#### The data:
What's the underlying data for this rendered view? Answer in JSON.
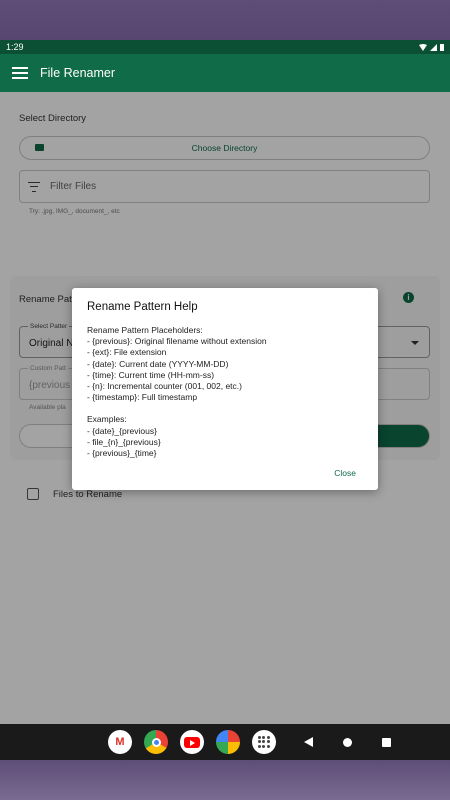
{
  "status_bar": {
    "time": "1:29"
  },
  "app_bar": {
    "title": "File Renamer"
  },
  "directory": {
    "section_label": "Select Directory",
    "choose_label": "Choose Directory"
  },
  "filter": {
    "placeholder": "Filter Files",
    "hint": "Try: .jpg, IMG_, document_, etc"
  },
  "pattern_card": {
    "label": "Rename Patt",
    "select_floating_label": "Select Patter",
    "select_value": "Original N",
    "custom_floating_label": "Custom Patt",
    "custom_value": "{previous",
    "available_hint": "Available pla"
  },
  "files": {
    "label": "Files to Rename"
  },
  "dialog": {
    "title": "Rename Pattern Help",
    "placeholders_heading": "Rename Pattern Placeholders:",
    "placeholders": [
      "- {previous}: Original filename without extension",
      "- {ext}: File extension",
      "- {date}: Current date (YYYY-MM-DD)",
      "- {time}: Current time (HH-mm-ss)",
      "- {n}: Incremental counter (001, 002, etc.)",
      "- {timestamp}: Full timestamp"
    ],
    "examples_heading": "Examples:",
    "examples": [
      "- {date}_{previous}",
      "- file_{n}_{previous}",
      "- {previous}_{time}"
    ],
    "close_label": "Close"
  },
  "icons": {
    "menu": "menu-icon",
    "folder": "folder-icon",
    "filter": "filter-icon",
    "info": "info-icon",
    "dropdown": "chevron-down-icon"
  },
  "colors": {
    "primary": "#0f6b48",
    "status_bar": "#0b4f35"
  }
}
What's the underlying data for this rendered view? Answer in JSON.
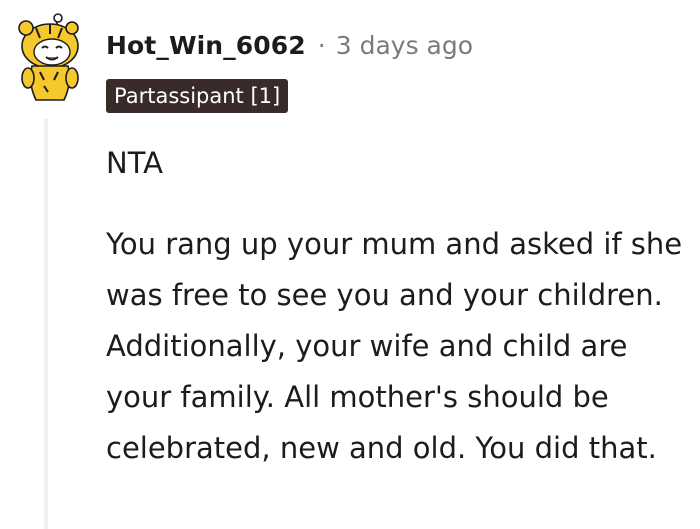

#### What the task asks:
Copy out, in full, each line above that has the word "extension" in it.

#### Output of the task:
      "- {previous}: Original filename without extension",
      "- {ext}: File extension",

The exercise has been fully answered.